### WORK TASK
Every line of the data below that holds the string "text" needs to be reported.

__________________________________________________

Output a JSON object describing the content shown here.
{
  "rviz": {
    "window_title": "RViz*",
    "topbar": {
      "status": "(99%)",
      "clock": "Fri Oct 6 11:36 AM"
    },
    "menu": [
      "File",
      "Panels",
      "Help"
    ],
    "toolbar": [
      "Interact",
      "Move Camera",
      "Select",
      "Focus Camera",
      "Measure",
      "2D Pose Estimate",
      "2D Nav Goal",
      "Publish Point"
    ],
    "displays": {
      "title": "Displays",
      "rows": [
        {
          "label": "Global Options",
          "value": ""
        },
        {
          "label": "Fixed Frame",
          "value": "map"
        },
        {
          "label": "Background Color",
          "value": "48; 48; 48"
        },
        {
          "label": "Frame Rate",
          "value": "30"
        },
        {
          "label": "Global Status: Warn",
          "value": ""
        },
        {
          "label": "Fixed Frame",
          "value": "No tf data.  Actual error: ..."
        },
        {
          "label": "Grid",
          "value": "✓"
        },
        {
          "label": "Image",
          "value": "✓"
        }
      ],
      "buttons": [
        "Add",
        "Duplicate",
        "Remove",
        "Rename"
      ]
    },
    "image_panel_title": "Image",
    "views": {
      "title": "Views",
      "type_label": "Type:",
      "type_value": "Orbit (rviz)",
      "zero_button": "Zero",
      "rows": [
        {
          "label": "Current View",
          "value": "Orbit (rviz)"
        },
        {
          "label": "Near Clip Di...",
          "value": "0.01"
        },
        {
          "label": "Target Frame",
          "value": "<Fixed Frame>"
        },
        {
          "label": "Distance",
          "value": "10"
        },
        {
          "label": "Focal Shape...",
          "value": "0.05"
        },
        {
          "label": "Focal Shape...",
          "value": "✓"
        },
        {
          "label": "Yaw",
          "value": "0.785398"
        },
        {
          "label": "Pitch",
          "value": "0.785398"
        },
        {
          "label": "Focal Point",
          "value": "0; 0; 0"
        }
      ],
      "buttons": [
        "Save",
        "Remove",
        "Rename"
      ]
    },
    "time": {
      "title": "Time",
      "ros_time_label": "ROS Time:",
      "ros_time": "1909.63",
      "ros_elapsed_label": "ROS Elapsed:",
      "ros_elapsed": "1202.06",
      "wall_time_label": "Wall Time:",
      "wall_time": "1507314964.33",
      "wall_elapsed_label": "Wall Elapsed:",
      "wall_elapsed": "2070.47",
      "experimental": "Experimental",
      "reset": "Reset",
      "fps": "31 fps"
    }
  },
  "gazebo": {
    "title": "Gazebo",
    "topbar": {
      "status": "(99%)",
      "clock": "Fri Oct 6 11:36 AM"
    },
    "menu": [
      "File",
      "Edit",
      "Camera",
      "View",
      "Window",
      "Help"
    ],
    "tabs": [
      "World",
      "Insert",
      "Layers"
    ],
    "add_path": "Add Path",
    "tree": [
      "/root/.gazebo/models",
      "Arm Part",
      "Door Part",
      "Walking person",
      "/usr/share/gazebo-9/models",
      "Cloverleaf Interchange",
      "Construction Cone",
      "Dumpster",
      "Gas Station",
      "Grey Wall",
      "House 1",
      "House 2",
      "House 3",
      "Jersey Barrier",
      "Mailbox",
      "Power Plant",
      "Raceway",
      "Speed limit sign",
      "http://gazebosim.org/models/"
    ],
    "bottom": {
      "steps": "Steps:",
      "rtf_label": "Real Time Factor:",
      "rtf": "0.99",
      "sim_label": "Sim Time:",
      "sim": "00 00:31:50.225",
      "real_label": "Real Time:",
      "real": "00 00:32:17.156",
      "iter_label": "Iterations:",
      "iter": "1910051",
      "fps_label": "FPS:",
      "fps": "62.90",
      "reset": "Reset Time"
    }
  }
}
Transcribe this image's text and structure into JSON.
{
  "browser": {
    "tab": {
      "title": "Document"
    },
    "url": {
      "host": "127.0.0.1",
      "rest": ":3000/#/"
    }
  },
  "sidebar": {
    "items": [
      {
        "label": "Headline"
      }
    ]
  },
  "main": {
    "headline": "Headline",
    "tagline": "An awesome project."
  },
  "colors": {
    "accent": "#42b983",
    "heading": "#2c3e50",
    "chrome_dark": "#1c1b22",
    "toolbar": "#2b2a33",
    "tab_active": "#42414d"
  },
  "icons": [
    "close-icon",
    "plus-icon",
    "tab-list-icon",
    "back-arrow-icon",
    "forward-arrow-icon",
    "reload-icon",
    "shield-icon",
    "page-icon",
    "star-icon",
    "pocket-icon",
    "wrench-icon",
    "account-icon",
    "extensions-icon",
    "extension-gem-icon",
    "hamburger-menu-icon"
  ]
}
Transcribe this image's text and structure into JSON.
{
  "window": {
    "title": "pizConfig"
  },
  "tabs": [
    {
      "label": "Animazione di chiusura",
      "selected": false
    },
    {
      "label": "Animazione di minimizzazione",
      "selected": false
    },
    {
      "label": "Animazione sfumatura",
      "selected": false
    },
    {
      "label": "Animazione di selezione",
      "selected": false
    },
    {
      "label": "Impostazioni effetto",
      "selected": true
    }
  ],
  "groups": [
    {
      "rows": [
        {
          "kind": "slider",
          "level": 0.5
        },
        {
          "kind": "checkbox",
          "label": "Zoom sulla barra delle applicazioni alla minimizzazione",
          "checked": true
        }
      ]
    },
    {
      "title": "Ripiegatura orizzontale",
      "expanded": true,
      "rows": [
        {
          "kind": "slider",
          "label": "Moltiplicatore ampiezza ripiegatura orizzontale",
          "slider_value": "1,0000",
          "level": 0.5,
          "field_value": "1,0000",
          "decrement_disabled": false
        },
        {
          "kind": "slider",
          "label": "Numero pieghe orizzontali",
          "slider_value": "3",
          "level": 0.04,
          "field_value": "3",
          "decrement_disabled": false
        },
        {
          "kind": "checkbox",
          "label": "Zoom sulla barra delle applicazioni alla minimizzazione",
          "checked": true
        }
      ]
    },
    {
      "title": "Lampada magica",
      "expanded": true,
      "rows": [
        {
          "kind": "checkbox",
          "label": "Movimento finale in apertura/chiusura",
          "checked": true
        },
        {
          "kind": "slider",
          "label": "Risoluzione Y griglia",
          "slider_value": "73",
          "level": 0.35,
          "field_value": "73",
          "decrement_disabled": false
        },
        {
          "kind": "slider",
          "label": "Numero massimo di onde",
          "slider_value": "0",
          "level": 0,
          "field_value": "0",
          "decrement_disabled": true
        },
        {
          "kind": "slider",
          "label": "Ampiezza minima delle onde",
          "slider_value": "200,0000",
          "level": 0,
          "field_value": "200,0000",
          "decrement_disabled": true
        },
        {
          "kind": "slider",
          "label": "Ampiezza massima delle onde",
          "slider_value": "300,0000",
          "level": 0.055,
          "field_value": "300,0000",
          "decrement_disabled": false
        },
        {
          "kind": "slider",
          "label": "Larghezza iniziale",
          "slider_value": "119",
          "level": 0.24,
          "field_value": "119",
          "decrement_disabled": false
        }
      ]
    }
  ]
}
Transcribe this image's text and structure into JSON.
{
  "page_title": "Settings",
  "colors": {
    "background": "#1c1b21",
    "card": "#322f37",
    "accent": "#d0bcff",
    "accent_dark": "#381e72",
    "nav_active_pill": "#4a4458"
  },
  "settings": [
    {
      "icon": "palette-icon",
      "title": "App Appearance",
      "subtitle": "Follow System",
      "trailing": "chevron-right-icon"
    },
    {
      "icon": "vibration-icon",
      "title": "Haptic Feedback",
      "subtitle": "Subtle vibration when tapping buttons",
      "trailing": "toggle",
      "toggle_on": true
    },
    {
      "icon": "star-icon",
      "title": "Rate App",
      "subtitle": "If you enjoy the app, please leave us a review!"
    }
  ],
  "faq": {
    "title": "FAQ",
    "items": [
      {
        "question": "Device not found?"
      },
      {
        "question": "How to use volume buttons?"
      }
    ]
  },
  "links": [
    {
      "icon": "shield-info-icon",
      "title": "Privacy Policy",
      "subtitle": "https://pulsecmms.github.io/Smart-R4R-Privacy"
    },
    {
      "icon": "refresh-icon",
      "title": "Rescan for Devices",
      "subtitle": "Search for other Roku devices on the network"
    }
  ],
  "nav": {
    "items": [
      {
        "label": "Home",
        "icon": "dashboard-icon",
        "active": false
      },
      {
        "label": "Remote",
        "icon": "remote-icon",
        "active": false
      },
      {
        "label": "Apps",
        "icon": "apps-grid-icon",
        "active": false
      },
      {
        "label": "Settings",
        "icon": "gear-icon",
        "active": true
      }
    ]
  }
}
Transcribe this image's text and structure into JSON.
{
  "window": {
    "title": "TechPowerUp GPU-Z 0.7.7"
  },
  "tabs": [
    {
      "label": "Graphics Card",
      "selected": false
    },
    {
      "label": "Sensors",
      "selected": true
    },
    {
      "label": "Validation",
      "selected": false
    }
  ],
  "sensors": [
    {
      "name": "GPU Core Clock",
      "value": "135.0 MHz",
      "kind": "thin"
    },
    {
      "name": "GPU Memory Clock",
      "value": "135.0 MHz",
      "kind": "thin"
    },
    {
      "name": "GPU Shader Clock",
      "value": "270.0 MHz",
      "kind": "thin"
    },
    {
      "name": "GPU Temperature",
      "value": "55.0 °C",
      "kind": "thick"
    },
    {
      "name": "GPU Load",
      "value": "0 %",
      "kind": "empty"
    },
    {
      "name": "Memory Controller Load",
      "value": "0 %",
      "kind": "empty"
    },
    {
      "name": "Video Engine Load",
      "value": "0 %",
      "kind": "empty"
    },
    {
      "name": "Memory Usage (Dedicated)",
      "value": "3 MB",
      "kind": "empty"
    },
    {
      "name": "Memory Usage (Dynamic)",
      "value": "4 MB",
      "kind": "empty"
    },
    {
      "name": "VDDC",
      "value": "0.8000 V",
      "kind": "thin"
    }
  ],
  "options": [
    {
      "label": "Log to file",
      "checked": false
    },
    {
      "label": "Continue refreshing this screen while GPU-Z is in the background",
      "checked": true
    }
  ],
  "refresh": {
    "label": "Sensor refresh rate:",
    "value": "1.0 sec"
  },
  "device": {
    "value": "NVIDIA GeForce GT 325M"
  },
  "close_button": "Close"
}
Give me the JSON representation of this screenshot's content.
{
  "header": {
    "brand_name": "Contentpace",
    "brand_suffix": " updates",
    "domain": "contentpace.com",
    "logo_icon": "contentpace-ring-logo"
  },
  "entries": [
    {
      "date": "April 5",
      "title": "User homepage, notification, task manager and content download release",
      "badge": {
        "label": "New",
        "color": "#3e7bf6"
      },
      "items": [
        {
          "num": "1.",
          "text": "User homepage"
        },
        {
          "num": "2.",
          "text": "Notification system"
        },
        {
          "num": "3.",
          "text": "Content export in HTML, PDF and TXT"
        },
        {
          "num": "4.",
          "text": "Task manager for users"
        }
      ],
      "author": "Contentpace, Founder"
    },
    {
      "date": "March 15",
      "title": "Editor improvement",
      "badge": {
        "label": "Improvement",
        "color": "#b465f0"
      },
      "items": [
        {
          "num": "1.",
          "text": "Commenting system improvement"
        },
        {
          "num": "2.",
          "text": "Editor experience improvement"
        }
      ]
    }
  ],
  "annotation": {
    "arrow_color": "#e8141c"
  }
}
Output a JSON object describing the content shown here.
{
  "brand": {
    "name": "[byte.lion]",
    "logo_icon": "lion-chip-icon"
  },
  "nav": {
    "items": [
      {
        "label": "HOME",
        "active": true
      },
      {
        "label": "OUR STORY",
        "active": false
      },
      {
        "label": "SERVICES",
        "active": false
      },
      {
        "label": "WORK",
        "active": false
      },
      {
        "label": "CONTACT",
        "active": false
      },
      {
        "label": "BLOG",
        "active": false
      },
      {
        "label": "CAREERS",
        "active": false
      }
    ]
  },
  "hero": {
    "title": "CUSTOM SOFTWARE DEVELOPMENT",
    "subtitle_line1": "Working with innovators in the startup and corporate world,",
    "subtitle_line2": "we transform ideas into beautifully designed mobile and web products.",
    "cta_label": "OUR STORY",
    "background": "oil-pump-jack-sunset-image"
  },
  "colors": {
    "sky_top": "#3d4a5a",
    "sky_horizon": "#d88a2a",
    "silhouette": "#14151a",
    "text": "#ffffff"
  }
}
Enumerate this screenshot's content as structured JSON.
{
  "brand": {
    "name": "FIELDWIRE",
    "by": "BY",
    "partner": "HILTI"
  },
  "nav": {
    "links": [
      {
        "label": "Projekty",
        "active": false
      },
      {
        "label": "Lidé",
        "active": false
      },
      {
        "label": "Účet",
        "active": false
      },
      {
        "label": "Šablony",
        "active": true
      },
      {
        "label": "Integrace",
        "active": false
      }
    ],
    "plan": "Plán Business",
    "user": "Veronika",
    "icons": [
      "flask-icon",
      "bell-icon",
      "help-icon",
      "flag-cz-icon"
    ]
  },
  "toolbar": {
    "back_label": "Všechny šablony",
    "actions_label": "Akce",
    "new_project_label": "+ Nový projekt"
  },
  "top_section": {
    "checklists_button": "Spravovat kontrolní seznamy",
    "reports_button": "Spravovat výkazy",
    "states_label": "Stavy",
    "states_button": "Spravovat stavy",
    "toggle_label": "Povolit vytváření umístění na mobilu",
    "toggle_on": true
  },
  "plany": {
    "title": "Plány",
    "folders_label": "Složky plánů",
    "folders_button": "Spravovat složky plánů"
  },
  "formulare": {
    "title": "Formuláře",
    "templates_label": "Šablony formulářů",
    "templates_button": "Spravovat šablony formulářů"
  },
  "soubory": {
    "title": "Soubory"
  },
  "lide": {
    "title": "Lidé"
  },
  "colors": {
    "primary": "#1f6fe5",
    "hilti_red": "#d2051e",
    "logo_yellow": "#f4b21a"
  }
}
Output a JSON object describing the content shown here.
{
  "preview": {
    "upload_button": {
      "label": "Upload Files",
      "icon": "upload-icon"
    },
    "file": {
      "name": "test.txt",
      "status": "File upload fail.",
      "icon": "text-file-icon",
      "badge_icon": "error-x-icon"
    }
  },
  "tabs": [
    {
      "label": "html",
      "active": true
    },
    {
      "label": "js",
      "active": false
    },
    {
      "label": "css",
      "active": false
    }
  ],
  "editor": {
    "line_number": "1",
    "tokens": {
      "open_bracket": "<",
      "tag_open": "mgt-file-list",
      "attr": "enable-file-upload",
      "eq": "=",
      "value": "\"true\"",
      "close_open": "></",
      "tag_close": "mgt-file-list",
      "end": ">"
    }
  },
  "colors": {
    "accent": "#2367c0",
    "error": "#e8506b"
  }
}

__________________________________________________

### OUTPUT FOR THIS EXERCISE
Transcribe this image's text and structure into JSON.
Transcribe this image's text and structure into JSON.
Transcribe this image's text and structure into JSON.
Transcribe this image's text and structure into JSON.
          "text": "User homepage"
          "text": "Notification system"
          "text": "Content export in HTML, PDF and TXT"
          "text": "Task manager for users"
          "text": "Commenting system improvement"
          "text": "Editor experience improvement"
    "text": "#ffffff"
      "icon": "text-file-icon",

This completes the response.